_EXERCISE DESCRIPTION:_
Which lines of the listing below contain the word "this"? Return them.

_DATASET EXCERPTS:_
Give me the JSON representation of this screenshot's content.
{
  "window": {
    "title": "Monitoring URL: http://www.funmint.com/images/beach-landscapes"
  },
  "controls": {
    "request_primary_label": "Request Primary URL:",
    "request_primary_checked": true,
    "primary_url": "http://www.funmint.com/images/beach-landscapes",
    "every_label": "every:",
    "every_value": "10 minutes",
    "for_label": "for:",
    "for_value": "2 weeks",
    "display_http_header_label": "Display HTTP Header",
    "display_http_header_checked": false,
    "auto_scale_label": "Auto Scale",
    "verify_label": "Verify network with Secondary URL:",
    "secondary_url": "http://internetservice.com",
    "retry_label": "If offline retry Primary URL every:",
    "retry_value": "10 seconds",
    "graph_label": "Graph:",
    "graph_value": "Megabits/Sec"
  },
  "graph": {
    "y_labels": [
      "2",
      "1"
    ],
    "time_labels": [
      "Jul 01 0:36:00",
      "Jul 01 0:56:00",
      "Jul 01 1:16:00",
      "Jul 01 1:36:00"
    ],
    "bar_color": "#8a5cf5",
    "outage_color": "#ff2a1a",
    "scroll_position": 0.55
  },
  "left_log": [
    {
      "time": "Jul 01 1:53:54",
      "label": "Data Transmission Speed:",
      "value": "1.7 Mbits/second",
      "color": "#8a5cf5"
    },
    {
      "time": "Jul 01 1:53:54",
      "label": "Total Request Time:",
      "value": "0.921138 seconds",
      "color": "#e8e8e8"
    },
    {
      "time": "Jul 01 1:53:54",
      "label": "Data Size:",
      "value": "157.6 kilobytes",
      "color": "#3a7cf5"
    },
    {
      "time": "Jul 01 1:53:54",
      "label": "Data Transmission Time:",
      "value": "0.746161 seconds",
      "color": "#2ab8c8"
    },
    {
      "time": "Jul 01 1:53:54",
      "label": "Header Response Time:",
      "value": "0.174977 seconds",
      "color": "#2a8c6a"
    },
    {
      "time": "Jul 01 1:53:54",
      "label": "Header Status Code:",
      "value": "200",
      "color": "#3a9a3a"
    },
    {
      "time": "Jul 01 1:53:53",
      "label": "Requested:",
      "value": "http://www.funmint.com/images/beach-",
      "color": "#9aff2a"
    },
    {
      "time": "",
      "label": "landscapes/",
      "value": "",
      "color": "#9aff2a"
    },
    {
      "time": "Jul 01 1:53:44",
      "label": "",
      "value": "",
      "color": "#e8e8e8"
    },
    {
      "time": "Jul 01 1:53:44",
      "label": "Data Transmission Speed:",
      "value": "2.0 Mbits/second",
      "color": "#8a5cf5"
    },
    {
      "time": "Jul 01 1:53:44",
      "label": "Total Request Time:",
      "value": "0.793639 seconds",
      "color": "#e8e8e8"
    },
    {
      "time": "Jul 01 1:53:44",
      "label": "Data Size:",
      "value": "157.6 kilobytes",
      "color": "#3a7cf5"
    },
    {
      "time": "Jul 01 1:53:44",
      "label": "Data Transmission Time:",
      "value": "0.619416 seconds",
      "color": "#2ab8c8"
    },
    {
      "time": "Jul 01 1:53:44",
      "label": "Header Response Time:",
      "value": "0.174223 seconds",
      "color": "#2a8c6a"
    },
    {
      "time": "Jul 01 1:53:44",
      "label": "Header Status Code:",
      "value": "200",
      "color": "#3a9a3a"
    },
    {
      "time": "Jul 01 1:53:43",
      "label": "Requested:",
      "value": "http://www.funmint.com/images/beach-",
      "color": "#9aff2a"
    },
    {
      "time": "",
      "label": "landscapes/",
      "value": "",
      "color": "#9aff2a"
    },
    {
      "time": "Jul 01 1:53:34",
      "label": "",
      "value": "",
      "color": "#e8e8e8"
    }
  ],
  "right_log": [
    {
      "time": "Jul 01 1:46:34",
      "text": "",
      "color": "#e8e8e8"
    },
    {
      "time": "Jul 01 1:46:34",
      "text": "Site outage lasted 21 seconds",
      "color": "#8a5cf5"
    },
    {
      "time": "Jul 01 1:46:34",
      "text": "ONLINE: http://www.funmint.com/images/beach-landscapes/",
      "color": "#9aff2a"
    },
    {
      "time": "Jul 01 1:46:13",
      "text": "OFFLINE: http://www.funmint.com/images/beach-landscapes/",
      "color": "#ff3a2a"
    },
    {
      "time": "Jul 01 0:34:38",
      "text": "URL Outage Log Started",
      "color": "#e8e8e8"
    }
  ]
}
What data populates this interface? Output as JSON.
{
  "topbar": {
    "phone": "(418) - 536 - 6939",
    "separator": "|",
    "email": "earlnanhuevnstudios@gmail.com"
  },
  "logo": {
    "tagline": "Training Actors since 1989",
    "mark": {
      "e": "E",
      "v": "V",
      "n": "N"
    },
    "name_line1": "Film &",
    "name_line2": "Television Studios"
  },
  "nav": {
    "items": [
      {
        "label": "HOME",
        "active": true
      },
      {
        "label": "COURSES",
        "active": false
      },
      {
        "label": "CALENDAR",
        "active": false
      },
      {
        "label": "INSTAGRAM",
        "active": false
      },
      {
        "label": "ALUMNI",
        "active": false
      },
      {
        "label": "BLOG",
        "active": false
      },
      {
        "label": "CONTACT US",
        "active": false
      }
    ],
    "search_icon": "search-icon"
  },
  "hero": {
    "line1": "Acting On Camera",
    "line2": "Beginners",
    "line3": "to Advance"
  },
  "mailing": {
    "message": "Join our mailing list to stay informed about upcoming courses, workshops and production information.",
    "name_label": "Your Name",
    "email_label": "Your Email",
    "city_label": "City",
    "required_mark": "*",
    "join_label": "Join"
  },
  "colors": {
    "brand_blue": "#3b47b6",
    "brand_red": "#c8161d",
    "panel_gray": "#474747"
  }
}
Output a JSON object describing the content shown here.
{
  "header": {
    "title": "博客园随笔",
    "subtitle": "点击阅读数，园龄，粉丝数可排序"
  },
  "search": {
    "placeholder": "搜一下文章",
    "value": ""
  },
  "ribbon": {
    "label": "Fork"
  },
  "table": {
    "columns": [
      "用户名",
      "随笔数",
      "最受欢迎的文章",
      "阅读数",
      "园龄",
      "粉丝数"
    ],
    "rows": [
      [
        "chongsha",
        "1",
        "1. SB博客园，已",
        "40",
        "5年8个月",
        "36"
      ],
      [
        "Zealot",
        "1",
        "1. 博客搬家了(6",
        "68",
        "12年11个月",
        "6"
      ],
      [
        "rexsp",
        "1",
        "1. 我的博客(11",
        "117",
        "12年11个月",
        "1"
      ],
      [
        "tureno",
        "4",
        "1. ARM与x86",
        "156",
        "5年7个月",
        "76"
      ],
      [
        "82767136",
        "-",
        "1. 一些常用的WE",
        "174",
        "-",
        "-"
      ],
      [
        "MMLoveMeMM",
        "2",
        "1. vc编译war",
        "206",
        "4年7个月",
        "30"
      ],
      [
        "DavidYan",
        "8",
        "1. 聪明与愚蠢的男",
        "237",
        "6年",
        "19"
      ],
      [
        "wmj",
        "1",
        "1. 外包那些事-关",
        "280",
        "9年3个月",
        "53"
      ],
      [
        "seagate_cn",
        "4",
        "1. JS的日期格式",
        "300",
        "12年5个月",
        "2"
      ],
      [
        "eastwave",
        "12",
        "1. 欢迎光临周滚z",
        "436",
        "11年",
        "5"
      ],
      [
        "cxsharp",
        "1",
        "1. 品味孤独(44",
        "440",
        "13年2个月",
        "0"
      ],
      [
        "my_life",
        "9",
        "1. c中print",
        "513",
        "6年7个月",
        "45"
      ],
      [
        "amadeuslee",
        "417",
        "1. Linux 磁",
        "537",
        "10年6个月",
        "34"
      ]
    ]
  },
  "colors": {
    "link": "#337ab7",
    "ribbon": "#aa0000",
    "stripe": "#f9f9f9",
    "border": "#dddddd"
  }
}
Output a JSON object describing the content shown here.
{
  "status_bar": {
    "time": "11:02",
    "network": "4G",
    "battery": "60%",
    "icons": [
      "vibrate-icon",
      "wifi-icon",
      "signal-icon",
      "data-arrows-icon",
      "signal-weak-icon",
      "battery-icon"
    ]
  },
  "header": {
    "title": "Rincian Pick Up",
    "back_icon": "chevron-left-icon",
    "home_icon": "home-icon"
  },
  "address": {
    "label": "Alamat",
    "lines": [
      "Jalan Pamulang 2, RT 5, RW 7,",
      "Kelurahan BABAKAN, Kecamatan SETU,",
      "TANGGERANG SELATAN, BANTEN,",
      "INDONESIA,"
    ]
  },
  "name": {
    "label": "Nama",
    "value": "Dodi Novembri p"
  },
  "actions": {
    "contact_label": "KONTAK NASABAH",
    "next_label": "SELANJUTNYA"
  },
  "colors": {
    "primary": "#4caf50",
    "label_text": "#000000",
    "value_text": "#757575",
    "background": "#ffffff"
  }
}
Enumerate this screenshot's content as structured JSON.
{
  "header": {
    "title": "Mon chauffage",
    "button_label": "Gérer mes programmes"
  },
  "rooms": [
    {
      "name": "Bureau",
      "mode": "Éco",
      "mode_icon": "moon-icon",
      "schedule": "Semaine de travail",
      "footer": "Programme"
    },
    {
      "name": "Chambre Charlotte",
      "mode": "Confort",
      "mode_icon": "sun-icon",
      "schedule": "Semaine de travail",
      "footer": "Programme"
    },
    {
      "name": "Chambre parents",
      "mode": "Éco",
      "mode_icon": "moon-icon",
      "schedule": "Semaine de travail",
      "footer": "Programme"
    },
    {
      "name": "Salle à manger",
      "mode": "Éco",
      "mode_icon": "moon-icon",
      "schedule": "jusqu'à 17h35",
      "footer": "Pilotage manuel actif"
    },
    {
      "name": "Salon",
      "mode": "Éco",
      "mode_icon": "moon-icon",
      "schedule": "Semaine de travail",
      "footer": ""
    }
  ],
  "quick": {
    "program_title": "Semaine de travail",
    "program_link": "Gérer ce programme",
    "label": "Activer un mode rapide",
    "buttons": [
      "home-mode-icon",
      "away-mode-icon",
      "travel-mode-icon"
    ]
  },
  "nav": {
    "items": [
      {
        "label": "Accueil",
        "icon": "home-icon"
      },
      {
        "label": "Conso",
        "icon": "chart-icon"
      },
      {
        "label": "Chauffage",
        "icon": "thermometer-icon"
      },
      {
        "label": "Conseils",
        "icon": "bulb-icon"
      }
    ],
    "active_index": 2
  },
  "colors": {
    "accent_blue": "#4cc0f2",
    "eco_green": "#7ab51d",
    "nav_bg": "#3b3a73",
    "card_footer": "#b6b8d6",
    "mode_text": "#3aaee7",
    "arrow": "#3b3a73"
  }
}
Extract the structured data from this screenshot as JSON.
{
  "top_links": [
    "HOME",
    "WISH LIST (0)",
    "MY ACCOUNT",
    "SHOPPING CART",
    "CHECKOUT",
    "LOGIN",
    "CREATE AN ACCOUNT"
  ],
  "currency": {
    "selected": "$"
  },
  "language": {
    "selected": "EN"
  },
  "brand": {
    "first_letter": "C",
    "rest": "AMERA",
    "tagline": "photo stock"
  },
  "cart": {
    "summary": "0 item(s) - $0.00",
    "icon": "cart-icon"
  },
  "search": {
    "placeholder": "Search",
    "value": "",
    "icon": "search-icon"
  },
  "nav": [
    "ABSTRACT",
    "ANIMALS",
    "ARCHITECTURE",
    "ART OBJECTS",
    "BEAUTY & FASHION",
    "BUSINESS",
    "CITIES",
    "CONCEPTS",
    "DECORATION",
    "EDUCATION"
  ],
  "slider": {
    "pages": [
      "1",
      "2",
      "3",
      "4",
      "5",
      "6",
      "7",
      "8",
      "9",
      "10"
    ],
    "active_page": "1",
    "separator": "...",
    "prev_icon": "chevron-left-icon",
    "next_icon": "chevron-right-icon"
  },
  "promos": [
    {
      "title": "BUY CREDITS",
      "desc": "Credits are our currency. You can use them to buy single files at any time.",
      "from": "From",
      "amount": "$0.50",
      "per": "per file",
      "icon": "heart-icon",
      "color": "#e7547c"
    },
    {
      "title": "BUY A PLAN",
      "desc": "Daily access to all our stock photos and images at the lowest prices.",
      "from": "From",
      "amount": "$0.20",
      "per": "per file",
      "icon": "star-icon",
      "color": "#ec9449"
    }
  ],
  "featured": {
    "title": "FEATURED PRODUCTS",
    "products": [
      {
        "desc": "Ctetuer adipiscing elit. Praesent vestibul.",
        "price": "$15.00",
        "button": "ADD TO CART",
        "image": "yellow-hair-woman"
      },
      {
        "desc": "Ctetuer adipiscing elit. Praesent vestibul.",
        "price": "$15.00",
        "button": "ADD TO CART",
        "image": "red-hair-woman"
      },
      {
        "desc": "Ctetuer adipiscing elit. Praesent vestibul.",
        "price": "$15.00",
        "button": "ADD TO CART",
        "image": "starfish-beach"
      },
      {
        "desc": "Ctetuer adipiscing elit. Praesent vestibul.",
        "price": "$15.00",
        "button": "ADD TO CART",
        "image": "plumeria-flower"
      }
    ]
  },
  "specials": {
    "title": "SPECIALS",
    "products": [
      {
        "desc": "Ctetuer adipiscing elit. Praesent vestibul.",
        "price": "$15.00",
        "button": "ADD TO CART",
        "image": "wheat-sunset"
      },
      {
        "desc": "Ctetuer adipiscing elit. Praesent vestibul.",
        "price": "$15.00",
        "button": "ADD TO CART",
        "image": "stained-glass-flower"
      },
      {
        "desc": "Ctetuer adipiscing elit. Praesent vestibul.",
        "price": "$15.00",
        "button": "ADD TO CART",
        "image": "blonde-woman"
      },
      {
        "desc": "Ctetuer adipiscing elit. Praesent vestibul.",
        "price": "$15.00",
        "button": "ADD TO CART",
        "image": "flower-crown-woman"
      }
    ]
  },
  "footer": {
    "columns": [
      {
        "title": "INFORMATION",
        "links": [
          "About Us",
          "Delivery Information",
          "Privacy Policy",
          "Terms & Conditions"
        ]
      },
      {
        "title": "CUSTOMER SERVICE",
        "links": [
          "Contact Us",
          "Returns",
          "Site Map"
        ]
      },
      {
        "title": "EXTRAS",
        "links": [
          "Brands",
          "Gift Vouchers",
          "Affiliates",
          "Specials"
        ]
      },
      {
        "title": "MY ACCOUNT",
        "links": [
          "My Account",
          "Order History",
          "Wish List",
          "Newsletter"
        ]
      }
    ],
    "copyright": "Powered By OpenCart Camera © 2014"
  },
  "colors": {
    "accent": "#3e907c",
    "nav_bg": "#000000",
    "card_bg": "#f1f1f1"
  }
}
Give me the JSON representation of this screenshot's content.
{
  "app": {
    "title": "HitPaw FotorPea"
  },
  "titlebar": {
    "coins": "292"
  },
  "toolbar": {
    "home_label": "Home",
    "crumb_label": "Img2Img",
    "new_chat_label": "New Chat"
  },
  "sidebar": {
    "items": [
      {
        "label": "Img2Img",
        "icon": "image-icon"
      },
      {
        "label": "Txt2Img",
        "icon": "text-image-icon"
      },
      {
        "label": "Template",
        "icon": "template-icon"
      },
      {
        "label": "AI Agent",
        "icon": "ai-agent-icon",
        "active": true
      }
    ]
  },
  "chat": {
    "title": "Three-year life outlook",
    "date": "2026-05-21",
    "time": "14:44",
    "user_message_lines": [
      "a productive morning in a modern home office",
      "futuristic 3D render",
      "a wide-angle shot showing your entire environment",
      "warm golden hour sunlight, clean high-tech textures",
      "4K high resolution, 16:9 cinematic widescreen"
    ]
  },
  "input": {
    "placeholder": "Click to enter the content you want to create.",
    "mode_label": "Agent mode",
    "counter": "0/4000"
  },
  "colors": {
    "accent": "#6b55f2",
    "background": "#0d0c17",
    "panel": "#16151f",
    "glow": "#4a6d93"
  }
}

_SOLUTION:_
Give me the JSON representation of this screenshot's content.
What data populates this interface? Output as JSON.
Enumerate this screenshot's content as structured JSON.
Extract the structured data from this screenshot as JSON.
Give me the JSON representation of this screenshot's content.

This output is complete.